──────── Extracted data ────────
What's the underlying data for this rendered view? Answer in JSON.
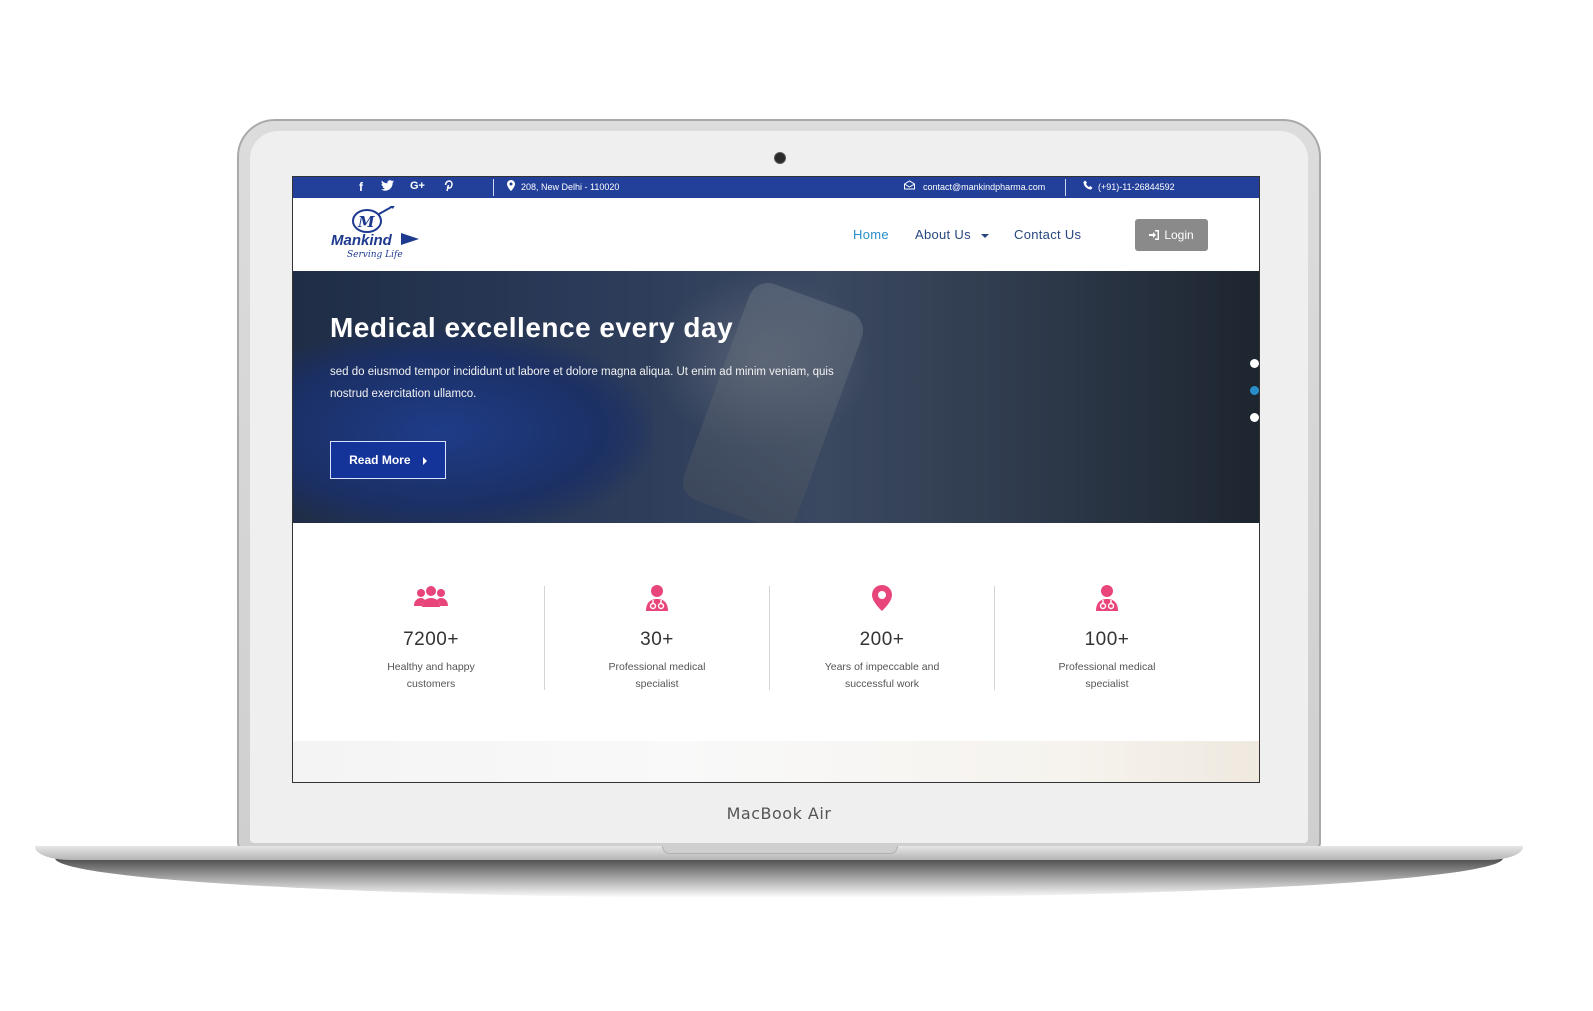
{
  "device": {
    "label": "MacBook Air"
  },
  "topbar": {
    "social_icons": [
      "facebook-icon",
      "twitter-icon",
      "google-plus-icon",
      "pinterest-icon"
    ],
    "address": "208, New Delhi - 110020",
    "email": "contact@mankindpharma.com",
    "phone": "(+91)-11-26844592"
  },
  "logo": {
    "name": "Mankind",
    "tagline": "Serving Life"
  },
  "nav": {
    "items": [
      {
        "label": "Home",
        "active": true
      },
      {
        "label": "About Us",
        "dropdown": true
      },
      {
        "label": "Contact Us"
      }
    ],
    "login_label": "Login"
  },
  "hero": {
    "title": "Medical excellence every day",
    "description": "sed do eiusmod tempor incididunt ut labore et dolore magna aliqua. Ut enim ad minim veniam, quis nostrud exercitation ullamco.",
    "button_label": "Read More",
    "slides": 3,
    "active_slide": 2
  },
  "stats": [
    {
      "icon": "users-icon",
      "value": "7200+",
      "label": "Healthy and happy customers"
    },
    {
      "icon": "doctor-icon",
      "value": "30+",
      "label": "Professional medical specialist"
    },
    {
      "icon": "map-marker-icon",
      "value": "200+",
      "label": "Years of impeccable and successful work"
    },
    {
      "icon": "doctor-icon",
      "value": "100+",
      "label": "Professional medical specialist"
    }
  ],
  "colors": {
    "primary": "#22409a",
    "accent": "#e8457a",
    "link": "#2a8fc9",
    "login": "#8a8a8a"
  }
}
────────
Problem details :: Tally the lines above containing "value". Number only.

Output below :: 4